At the end of this call it should be very clear to me and our developers exactly what things look like here at the end of a month, and what the next month will look like for everyone. Clarity, clear sense of purpose, and open roadmap for the next month going forward.
Workflow During a Cycle
Once the roadmap for the coming Cycle has been set the question becomes how do we communicate, update, and coordinate during this one month’s time? We will be communicating almost exclusively in our project management tool, Clubhouse.
Each card will make its way across the board in the Kanban style that so many of us know from Trello. Clubhouse of course supports file uploads, comments, linking to Github issues and Intercom messages (for linking development tasks to support issues), Creator of a card and Owner of a card, Deadlines, Tags, and a ton of other things that we use (and will use more of) to let everyone know where things stand (without having to give those awesome daily updates!).
We will heavily rely on these methods of updating the status of each Story we’re working on so that everyone on the team knows where your item stands.
As I mentioned before Slack has been mis-used, mostly driven by myself and my unorganized manner, to serve as an on-demand project management tool. Going forward Slack will be used ONLY for clarifications that cannot wait for a response in Clubhouse, working things out together as a team in realtime, and as an avenue to discuss other non-development activities around work (like cat GIFs).
Measuring and Iterating a New Process
There’s no doubt that this won’t be a perfect process the first time, but I do know without a doubt that putting in the time to properly plan our work ahead of time, setting some expectations for me within our team, and giving them the freedom to know exactly what the next 4 weeks of work will look like ahead of time will create a much more productive and happy workplace.
I’m so proud of what we’ve built at Castos and Seriously Simple Podcasting already and hope that this new development workflow will only continue along this line of helping us create awesome new products and features, will let us serve our customers easier and quicker.

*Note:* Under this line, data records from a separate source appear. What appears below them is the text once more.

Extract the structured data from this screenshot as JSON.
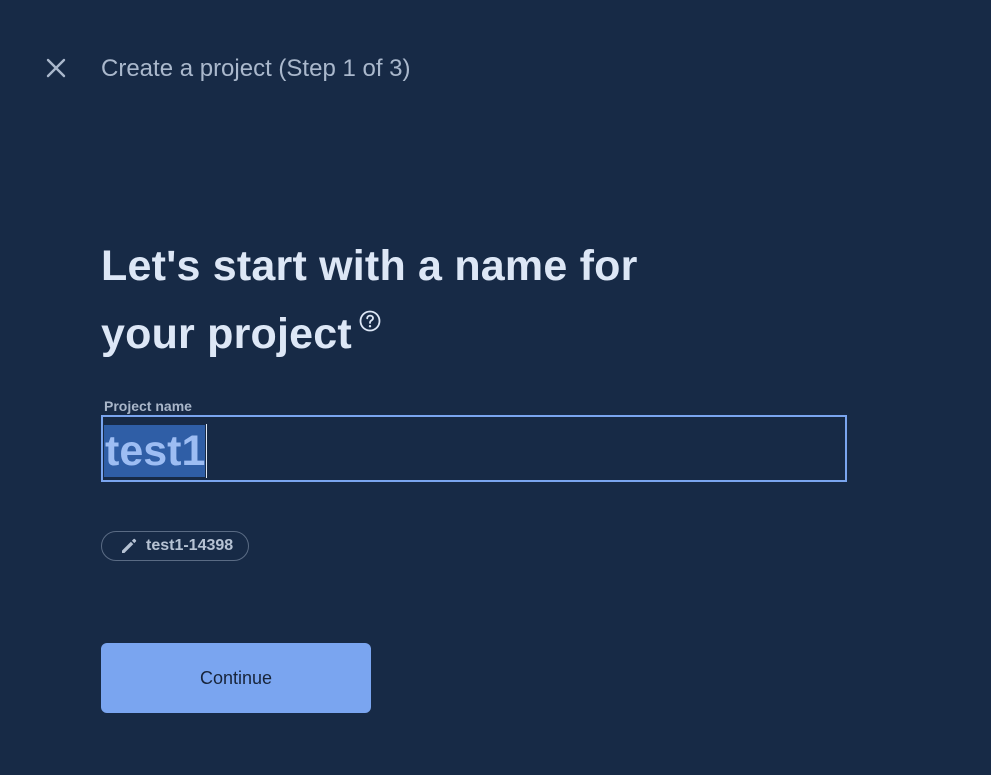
{
  "header": {
    "title": "Create a project (Step 1 of 3)",
    "close_icon": "close-icon"
  },
  "main": {
    "heading_line1": "Let's start with a name for",
    "heading_line2": "your project",
    "help_icon": "help-circle-icon",
    "field_label": "Project name",
    "project_name_value": "test1",
    "project_id_chip": "test1-14398",
    "edit_icon": "pencil-icon",
    "continue_label": "Continue"
  },
  "colors": {
    "background": "#172a46",
    "accent": "#7aa5f0",
    "focus_border": "#7aa5ef",
    "selection": "#2f5ea6"
  }
}
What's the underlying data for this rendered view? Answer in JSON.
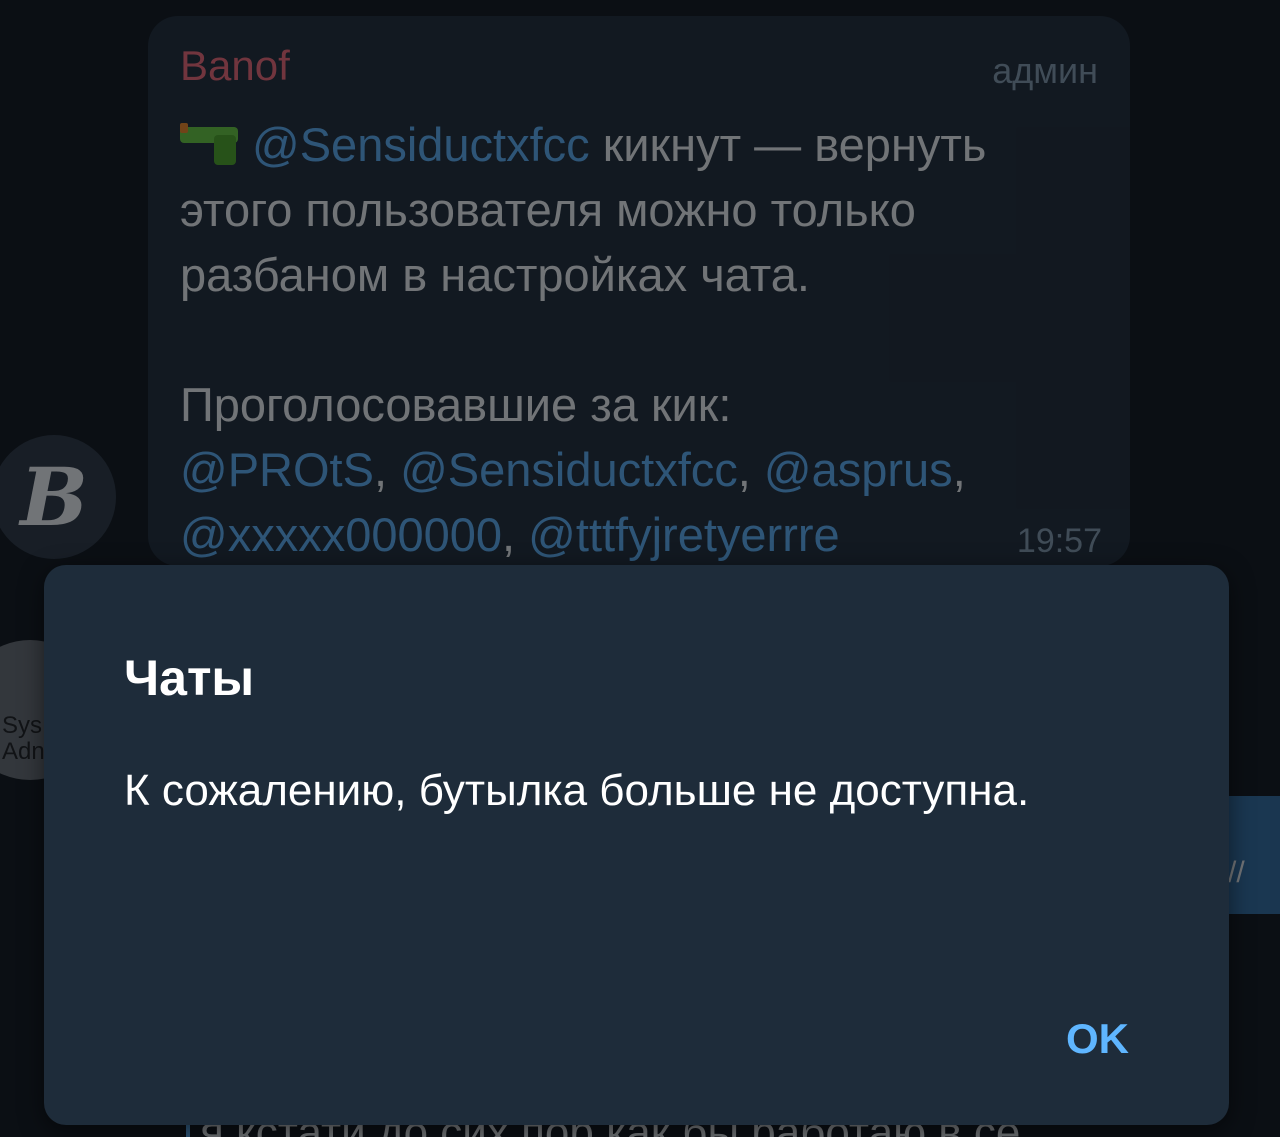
{
  "chat": {
    "message": {
      "sender": "Banof",
      "role_tag": "админ",
      "icon": "water-pistol-icon",
      "kicked_user": "@Sensiductxfcc",
      "text_kicked": " кикнут — вернуть этого пользователя можно только разбаном в настройках чата.",
      "voters_label": "Проголосовавшие за кик:",
      "voters": [
        "@PROtS",
        "@Sensiductxfcc",
        "@asprus",
        "@xxxxx000000",
        "@tttfyjretyerrre"
      ],
      "time": "19:57"
    },
    "avatar_b_letter": "B",
    "avatar_sys_line1": "Sys",
    "avatar_sys_line2": "Adn",
    "bottom_preview": "я кстати до сих пор как бы работаю в се..."
  },
  "dialog": {
    "title": "Чаты",
    "body": "К сожалению, бутылка больше не доступна.",
    "ok_label": "OK"
  },
  "colors": {
    "background": "#0b0f14",
    "bubble": "#1c2733",
    "dialog": "#1e2c3a",
    "accent": "#5fb6ff",
    "sender_name": "#ff6a78"
  }
}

I’ll be providing an update as to how this process works and how we are iterating on this v1.0 of the process in our future development practices. So stay tuned…